Medications like Methadone and buprenorphine (known as Suboxone) can stop this cycle when taken as prescribed in a safe medical setting. By doing so, opioid users do not get the dangerous euphoric high of misusing opioids, and they also reduce their risk of relapse and avoid withdrawal symptoms.
“These medications work to treat opioid addiction by blocking the opioid receptors in the brain,” said Dr. Scott Cook, addiction medicine physician in the Western Pennsylvania area.
This method is known as medically assisted treatment (MAT), and the largest public health organizations including the CDC, the National Institute on Drug Abuse, and the World Health Organization all publicly acknowledge the value of medication-assisted opioid addiction treatment.
“What’s happening is that medically assisted treatment is becoming the new, progressive style of treatment,” said Steve Devlin, Executive Director at Clear Day Treatment of Westmoreland. “We understand that medically assisted treatment of opiate addiction is a better philosophy toward helping people stabilize and become productive members of society again, rather than continuing to be a weight on society.”
Clear Day Treatment of Westmoreland is one of only two treatment facilities in Pennsylvania approaching opioid addiction as a chronic disease to be treated instead of “cured,” as the traditional method insists. Studies show that the success rate of patients in MAT rehabilitation programs is more than two to three times that of those in abstinence programs (60%).
“What we do, is take people in and stabilize them on Methadone, Suboxone, or Vivitrol, and, if they choose to go further and get clean, we enroll them in our rehab facility next door, or transfer them to a rehab facility closer to their home,” said Devlin.
Clear Day has secured the necessary waivers from the state to ensure all patients can receive the medical assistance necessary to help them reach their goal of maintaining or lowering dependency.
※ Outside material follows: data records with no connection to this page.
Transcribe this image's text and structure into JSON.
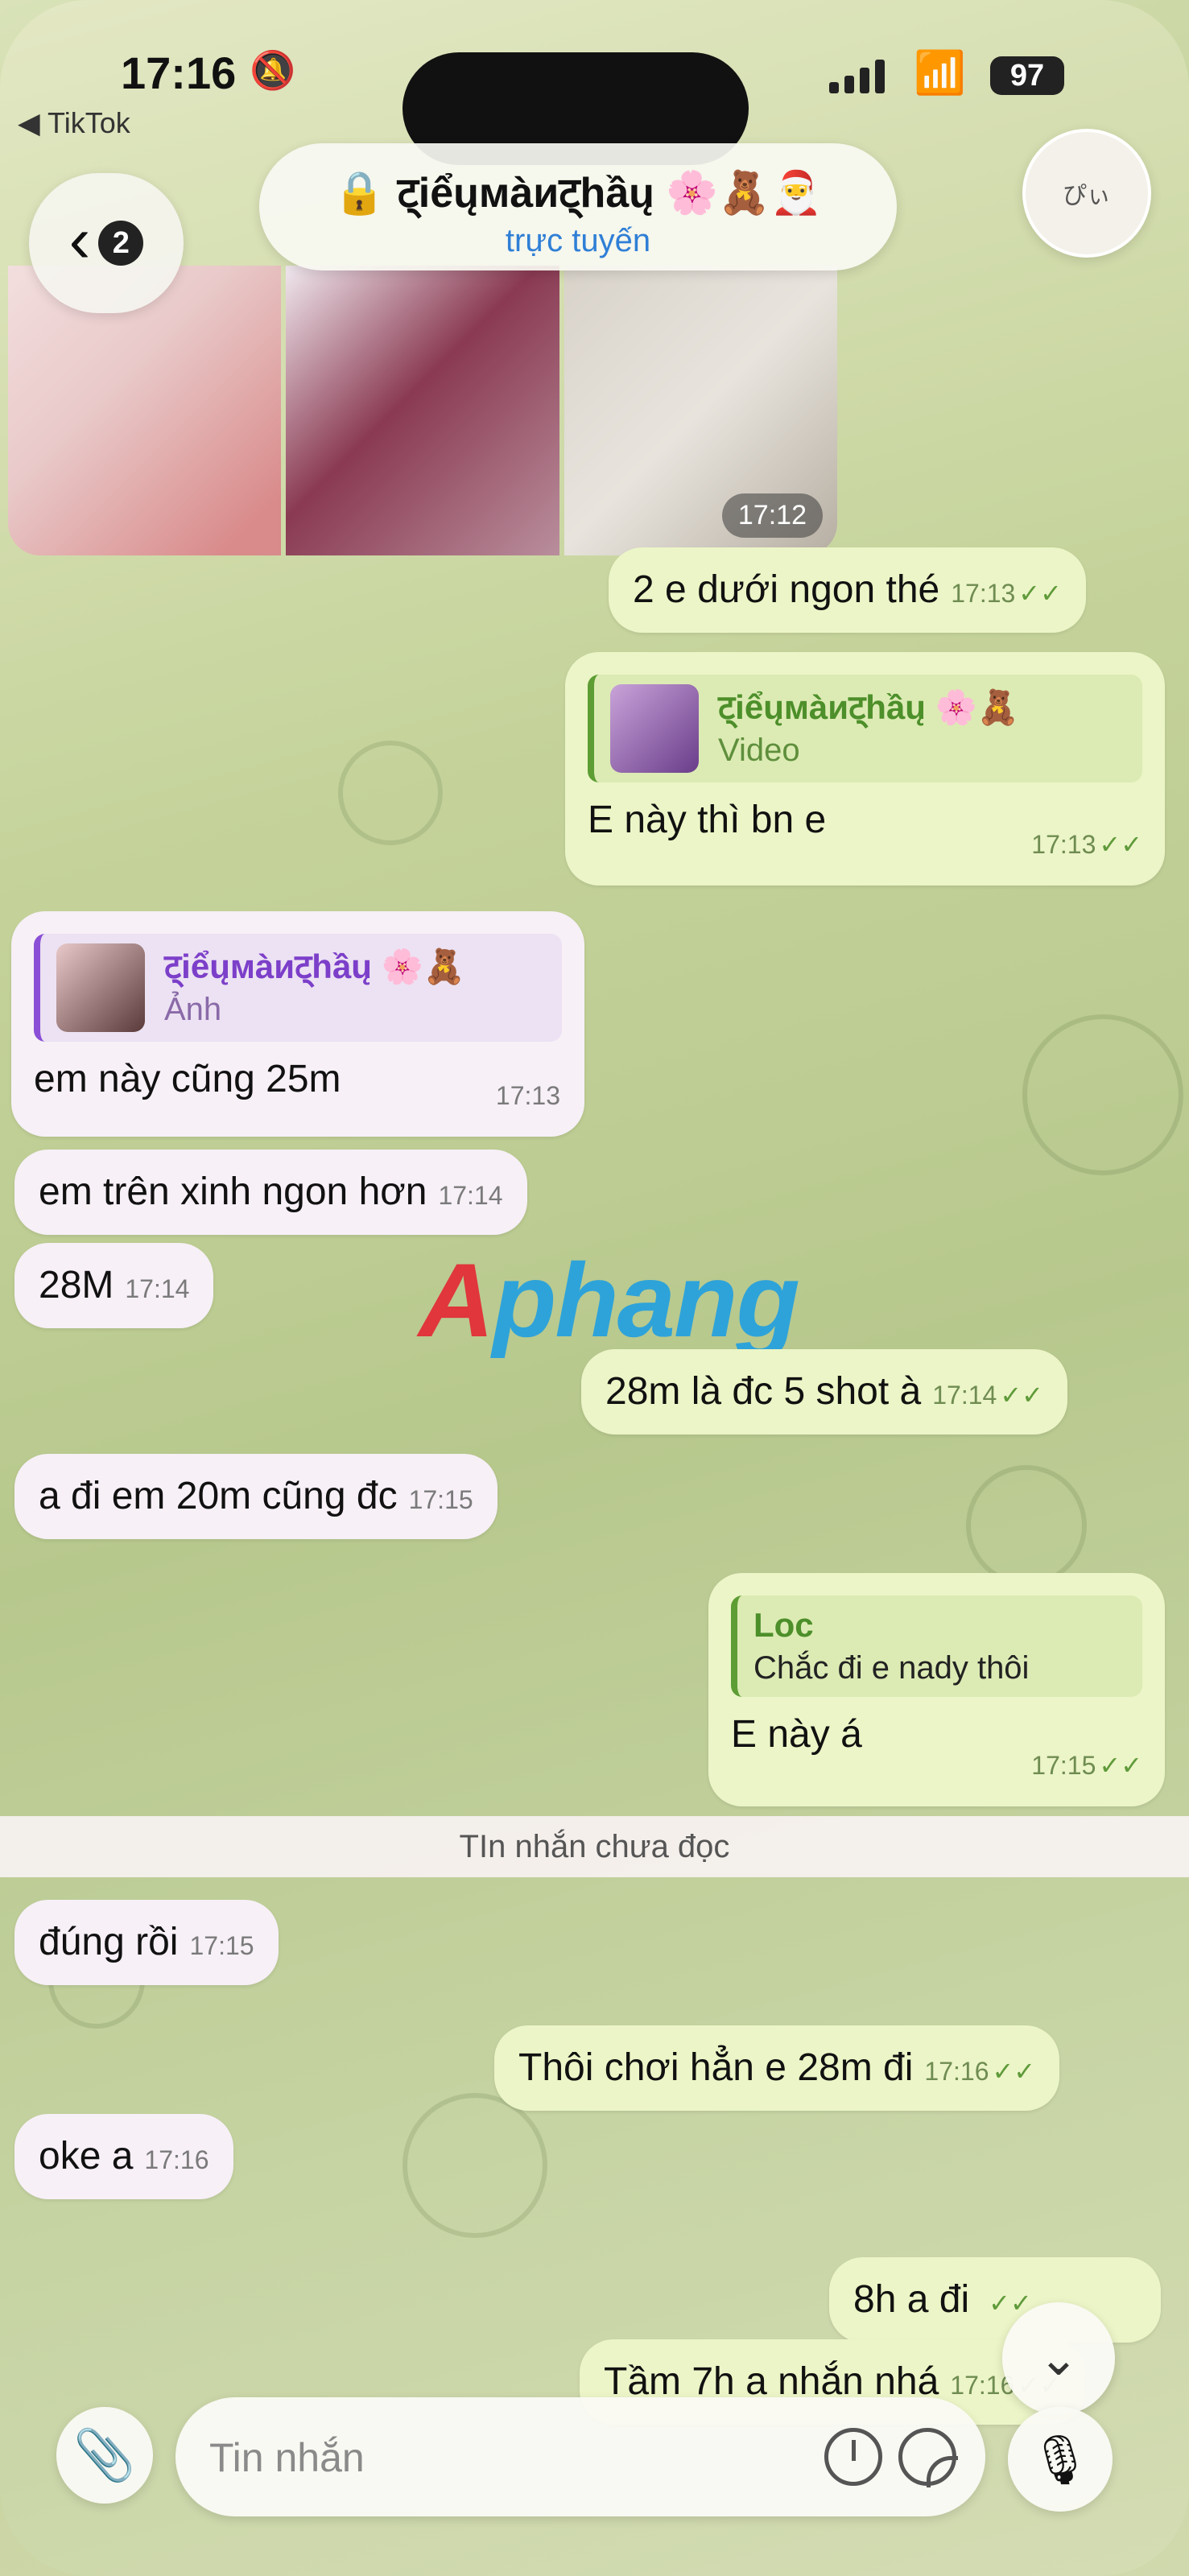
{
  "status_bar": {
    "time": "17:16",
    "battery": "97",
    "back_app": "◀ TikTok"
  },
  "header": {
    "back_count": "2",
    "contact_name": "🔒 ट्iểųмàиट्hầų 🌸🧸🎅",
    "contact_status": "trực tuyến",
    "avatar_label": "ぴぃ"
  },
  "photo_album": {
    "time": "17:12"
  },
  "messages": [
    {
      "dir": "out",
      "text": "2 e dưới ngon thé",
      "time": "17:13",
      "read": true
    },
    {
      "dir": "out",
      "reply_to": {
        "name": "ट्iểųмàиट्hầų 🌸🧸",
        "type": "Video"
      },
      "text": "E này thì bn e",
      "time": "17:13",
      "read": true
    },
    {
      "dir": "in",
      "reply_to": {
        "name": "ट्iểųмàиट्hầų 🌸🧸",
        "type": "Ảnh"
      },
      "text": "em này cũng 25m",
      "time": "17:13"
    },
    {
      "dir": "in",
      "text": "em trên xinh ngon hơn",
      "time": "17:14"
    },
    {
      "dir": "in",
      "text": "28M",
      "time": "17:14"
    },
    {
      "dir": "out",
      "text": "28m là đc 5 shot à",
      "time": "17:14",
      "read": true
    },
    {
      "dir": "in",
      "text": "a đi em 20m cũng đc",
      "time": "17:15"
    },
    {
      "dir": "out",
      "reply_to": {
        "name": "Loc",
        "type": "Chắc đi e nady thôi"
      },
      "text": "E này á",
      "time": "17:15",
      "read": true
    },
    {
      "dir": "in",
      "text": "đúng rồi",
      "time": "17:15"
    },
    {
      "dir": "out",
      "text": "Thôi chơi hẳn e 28m đi",
      "time": "17:16",
      "read": true
    },
    {
      "dir": "in",
      "text": "oke a",
      "time": "17:16"
    },
    {
      "dir": "out",
      "text": "8h a đi",
      "time": "",
      "read": true
    },
    {
      "dir": "out",
      "text": "Tầm 7h a nhắn nhá",
      "time": "17:16",
      "read": true
    }
  ],
  "unread_divider": "TIn nhắn chưa đọc",
  "watermark": {
    "first": "A",
    "rest": "phang"
  },
  "composer": {
    "placeholder": "Tin nhắn"
  },
  "icons": [
    "lock-icon",
    "chevron-left-icon",
    "paperclip-icon",
    "timer-icon",
    "sticker-icon",
    "microphone-icon",
    "chevron-down-icon",
    "double-check-icon"
  ]
}
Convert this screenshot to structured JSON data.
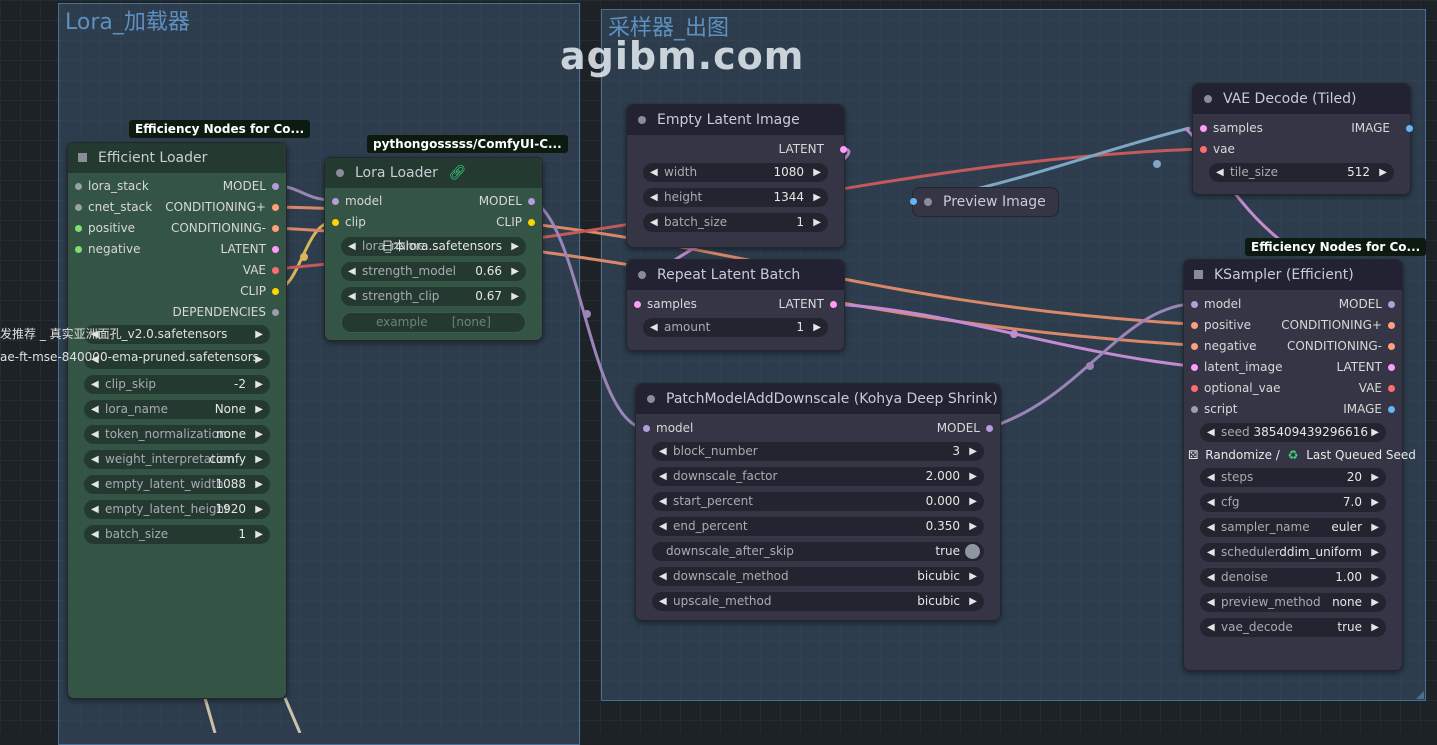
{
  "watermark": "agibm.com",
  "groups": {
    "lora": "Lora_加载器",
    "sampler": "采样器_出图"
  },
  "colors": {
    "model": "#b39ddb",
    "conditioning": "#ffa07a",
    "latent": "#ff9cf9",
    "vae": "#ff6e6e",
    "clip": "#ffd500",
    "image": "#64b5f6",
    "wire_model": "#9b84b6",
    "wire_cond": "#d9886a",
    "wire_vae": "#c35a5a",
    "wire_clip": "#d8b45a",
    "wire_image": "#7fa6c4"
  },
  "efficient_loader": {
    "badge": "Efficiency Nodes for Co...",
    "title": "Efficient Loader",
    "inputs": [
      "lora_stack",
      "cnet_stack",
      "positive",
      "negative"
    ],
    "outputs": [
      "MODEL",
      "CONDITIONING+",
      "CONDITIONING-",
      "LATENT",
      "VAE",
      "CLIP",
      "DEPENDENCIES"
    ],
    "cut_text_1": "发推荐 _ 真实亚洲面孔_v2.0.safetensors",
    "cut_text_2": "ae-ft-mse-840000-ema-pruned.safetensors",
    "widgets": [
      {
        "label": "clip_skip",
        "value": "-2"
      },
      {
        "label": "lora_name",
        "value": "None"
      },
      {
        "label": "token_normalization",
        "value": "none"
      },
      {
        "label": "weight_interpretation",
        "value": "comfy"
      },
      {
        "label": "empty_latent_width",
        "value": "1088"
      },
      {
        "label": "empty_latent_height",
        "value": "1920"
      },
      {
        "label": "batch_size",
        "value": "1"
      }
    ]
  },
  "lora_loader": {
    "badge": "pythongosssss/ComfyUI-C...",
    "title": "Lora Loader",
    "link_icon": "link-icon",
    "inputs": [
      "model",
      "clip"
    ],
    "outputs": [
      "MODEL",
      "CLIP"
    ],
    "widgets": [
      {
        "label": "lora_name",
        "value": "日本lora.safetensors"
      },
      {
        "label": "strength_model",
        "value": "0.66"
      },
      {
        "label": "strength_clip",
        "value": "0.67"
      }
    ],
    "disabled_widget": {
      "label": "example",
      "value": "[none]"
    }
  },
  "empty_latent": {
    "title": "Empty Latent Image",
    "output": "LATENT",
    "widgets": [
      {
        "label": "width",
        "value": "1080"
      },
      {
        "label": "height",
        "value": "1344"
      },
      {
        "label": "batch_size",
        "value": "1"
      }
    ]
  },
  "repeat_latent": {
    "title": "Repeat Latent Batch",
    "input": "samples",
    "output": "LATENT",
    "widgets": [
      {
        "label": "amount",
        "value": "1"
      }
    ]
  },
  "preview_image": {
    "title": "Preview Image"
  },
  "vae_decode": {
    "title": "VAE Decode (Tiled)",
    "inputs": [
      "samples",
      "vae"
    ],
    "output": "IMAGE",
    "widgets": [
      {
        "label": "tile_size",
        "value": "512"
      }
    ]
  },
  "patch_model": {
    "title": "PatchModelAddDownscale (Kohya Deep Shrink)",
    "input": "model",
    "output": "MODEL",
    "widgets": [
      {
        "label": "block_number",
        "value": "3"
      },
      {
        "label": "downscale_factor",
        "value": "2.000"
      },
      {
        "label": "start_percent",
        "value": "0.000"
      },
      {
        "label": "end_percent",
        "value": "0.350"
      }
    ],
    "toggle": {
      "label": "downscale_after_skip",
      "value": "true"
    },
    "widgets2": [
      {
        "label": "downscale_method",
        "value": "bicubic"
      },
      {
        "label": "upscale_method",
        "value": "bicubic"
      }
    ]
  },
  "ksampler": {
    "badge": "Efficiency Nodes for Co...",
    "title": "KSampler (Efficient)",
    "inputs": [
      "model",
      "positive",
      "negative",
      "latent_image",
      "optional_vae",
      "script"
    ],
    "outputs": [
      "MODEL",
      "CONDITIONING+",
      "CONDITIONING-",
      "LATENT",
      "VAE",
      "IMAGE"
    ],
    "seed": {
      "label": "seed",
      "value": "385409439296616"
    },
    "randomize_text": "Randomize /",
    "recycle_icon": "recycle-icon",
    "last_queued": "Last Queued Seed",
    "dice_icon": "dice-icon",
    "widgets": [
      {
        "label": "steps",
        "value": "20"
      },
      {
        "label": "cfg",
        "value": "7.0"
      },
      {
        "label": "sampler_name",
        "value": "euler"
      },
      {
        "label": "scheduler",
        "value": "ddim_uniform"
      },
      {
        "label": "denoise",
        "value": "1.00"
      },
      {
        "label": "preview_method",
        "value": "none"
      },
      {
        "label": "vae_decode",
        "value": "true"
      }
    ]
  }
}
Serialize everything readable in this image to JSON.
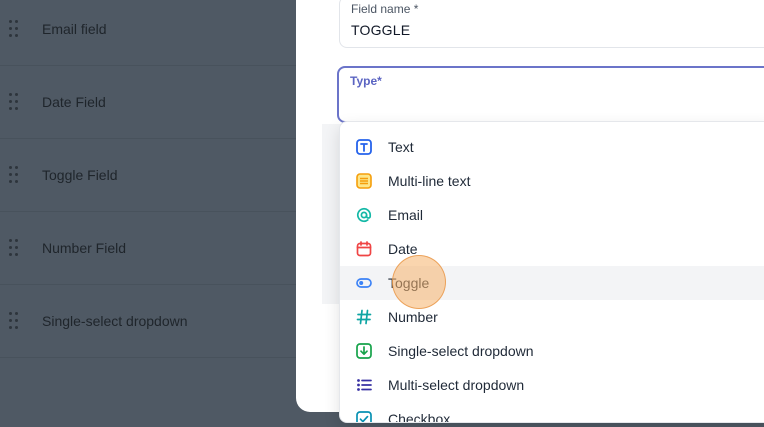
{
  "background_list": {
    "items": [
      {
        "label": "Email field"
      },
      {
        "label": "Date Field"
      },
      {
        "label": "Toggle Field"
      },
      {
        "label": "Number Field"
      },
      {
        "label": "Single-select dropdown"
      }
    ]
  },
  "form": {
    "field_name_label": "Field name *",
    "field_name_value": "TOGGLE",
    "type_label": "Type*",
    "type_value": ""
  },
  "dropdown": {
    "hovered_index": 4,
    "options": [
      {
        "label": "Text",
        "icon": "text-icon",
        "color": "#2563eb"
      },
      {
        "label": "Multi-line text",
        "icon": "multiline-text-icon",
        "color": "#f59e0b"
      },
      {
        "label": "Email",
        "icon": "at-sign-icon",
        "color": "#14b8a6"
      },
      {
        "label": "Date",
        "icon": "calendar-icon",
        "color": "#ef4444"
      },
      {
        "label": "Toggle",
        "icon": "toggle-icon",
        "color": "#3b82f6"
      },
      {
        "label": "Number",
        "icon": "hash-icon",
        "color": "#0ea5a4"
      },
      {
        "label": "Single-select dropdown",
        "icon": "single-select-icon",
        "color": "#16a34a"
      },
      {
        "label": "Multi-select dropdown",
        "icon": "multi-select-icon",
        "color": "#3730a3"
      },
      {
        "label": "Checkbox",
        "icon": "checkbox-icon",
        "color": "#0891b2"
      }
    ]
  }
}
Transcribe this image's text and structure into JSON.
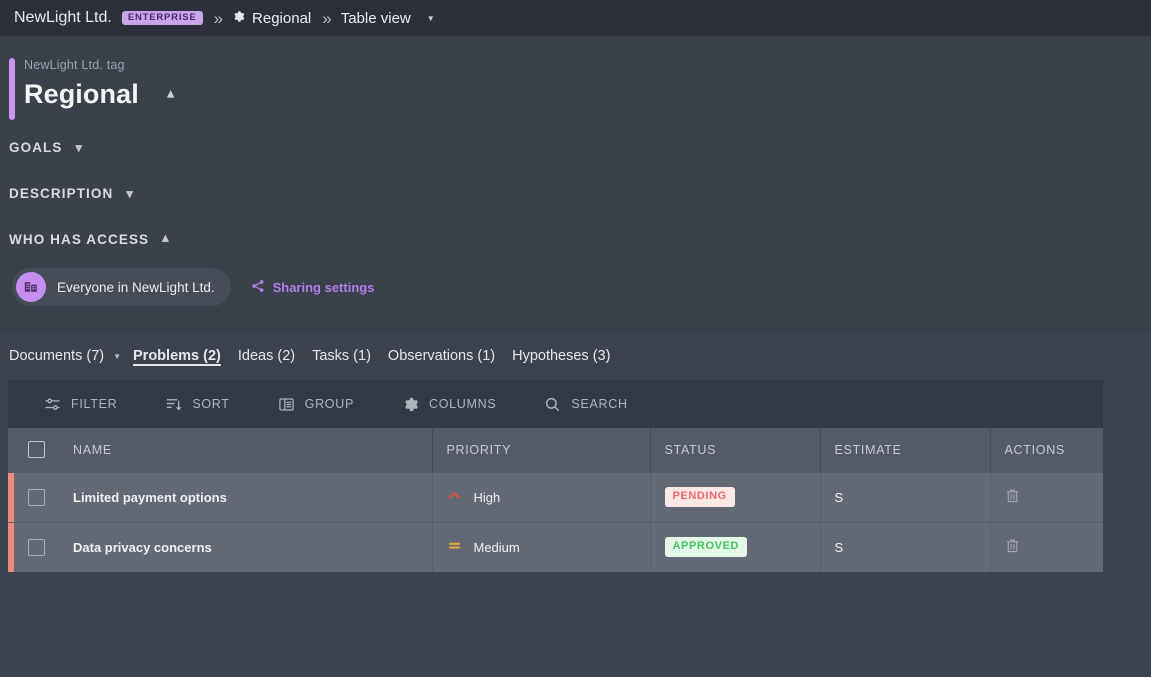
{
  "breadcrumb": {
    "org": "NewLight Ltd.",
    "plan_badge": "ENTERPRISE",
    "separator": "»",
    "tag_name": "Regional",
    "view_name": "Table view",
    "gear_icon": "gear-icon",
    "caret_icon": "chevron-down-icon"
  },
  "detail": {
    "tag_label": "NewLight Ltd. tag",
    "title": "Regional",
    "title_toggle_icon": "chevron-up-icon",
    "accent_color": "#cb92f2",
    "sections": [
      {
        "label": "GOALS",
        "expanded": false,
        "icon": "chevron-down-icon"
      },
      {
        "label": "DESCRIPTION",
        "expanded": false,
        "icon": "chevron-down-icon"
      },
      {
        "label": "WHO HAS ACCESS",
        "expanded": true,
        "icon": "chevron-up-icon"
      }
    ],
    "access": {
      "avatar_icon": "building-icon",
      "avatar_color": "#c68ef0",
      "chip_label": "Everyone in NewLight Ltd.",
      "share_icon": "share-icon",
      "share_label": "Sharing settings",
      "share_color": "#b07ee8"
    }
  },
  "tabs": [
    {
      "label": "Documents (7)",
      "active": false,
      "has_caret": true
    },
    {
      "label": "Problems (2)",
      "active": true,
      "has_caret": false
    },
    {
      "label": "Ideas (2)",
      "active": false,
      "has_caret": false
    },
    {
      "label": "Tasks (1)",
      "active": false,
      "has_caret": false
    },
    {
      "label": "Observations (1)",
      "active": false,
      "has_caret": false
    },
    {
      "label": "Hypotheses (3)",
      "active": false,
      "has_caret": false
    }
  ],
  "toolbar": [
    {
      "label": "FILTER",
      "icon": "filter-sliders-icon"
    },
    {
      "label": "SORT",
      "icon": "sort-icon"
    },
    {
      "label": "GROUP",
      "icon": "group-list-icon"
    },
    {
      "label": "COLUMNS",
      "icon": "gear-icon"
    },
    {
      "label": "SEARCH",
      "icon": "search-icon"
    }
  ],
  "table": {
    "select_all_icon": "checkbox-icon",
    "columns": [
      "NAME",
      "PRIORITY",
      "STATUS",
      "ESTIMATE",
      "ACTIONS"
    ],
    "row_accent_color": "#f08d78",
    "rows": [
      {
        "checkbox_icon": "checkbox-icon",
        "name": "Limited payment options",
        "priority": "High",
        "priority_icon": "chevron-up-icon",
        "priority_color": "#e0513c",
        "status": "PENDING",
        "status_style": "pending",
        "estimate": "S",
        "action_icon": "trash-icon"
      },
      {
        "checkbox_icon": "checkbox-icon",
        "name": "Data privacy concerns",
        "priority": "Medium",
        "priority_icon": "equals-icon",
        "priority_color": "#e8a33d",
        "status": "APPROVED",
        "status_style": "approved",
        "estimate": "S",
        "action_icon": "trash-icon"
      }
    ]
  }
}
Nearly all other facilities in the state are limited to the number of patients that can be assisted in this way.
One glaring problem with the nationwide treatment system, Devlin said, is that without the help of MAT, many drug users can’t stay clean long enough to even qualify for traditional methods. They are simply turned away by rehabilitation facilities until they’ve been clean the required number of days — which may never happen.
“Traditional rehabilitation centers would have to change their entire mission and philosophy to offer what we offer and see success rates matching MAT,” said Devlin.
“Clear Day will offer the full spectrum of MAT, whereas other places do a limited spectrum of MAT. It’s one reason this new facility will be able to do a lot of good for the community,” said Cook.
MAT can be used in tandem with cognitive therapy, reality therapy or motivational enhancement therapies that teach drug users how to deal with problems that can lead to relapse.
The staff is trained to treat co-disorders often accompanying drugs abuse like PTSD, depression, and bipolar disorder. Many staff members are themselves successfully recovered addicts.
“Clear Day is set up to do it all. I think organizations like that will really benefit people from Westmoreland County and the surrounding communities,” said Cook. “You’d be surprised how important it is to have a nice, clean, warm well-staffed facility. Clear Day has all of that. It’s a unique facility.”
The 56 bed residential treatment program and 14 bed detox facility will open September 13. Men and women will have separate living quarters, in addition to shared communal areas for group discussions and dining.
Patients are permitted to walk-in, but calling ahead is encouraged to ensure space availability.
“It’s a much needed service in the area, and the country, really,” said Devlin. “We’re going to be able to save lives.”
If you or a loved one needs help overcoming opioid addiction, call Clear Day Treatment of Westmoreland at (724) 834-7000.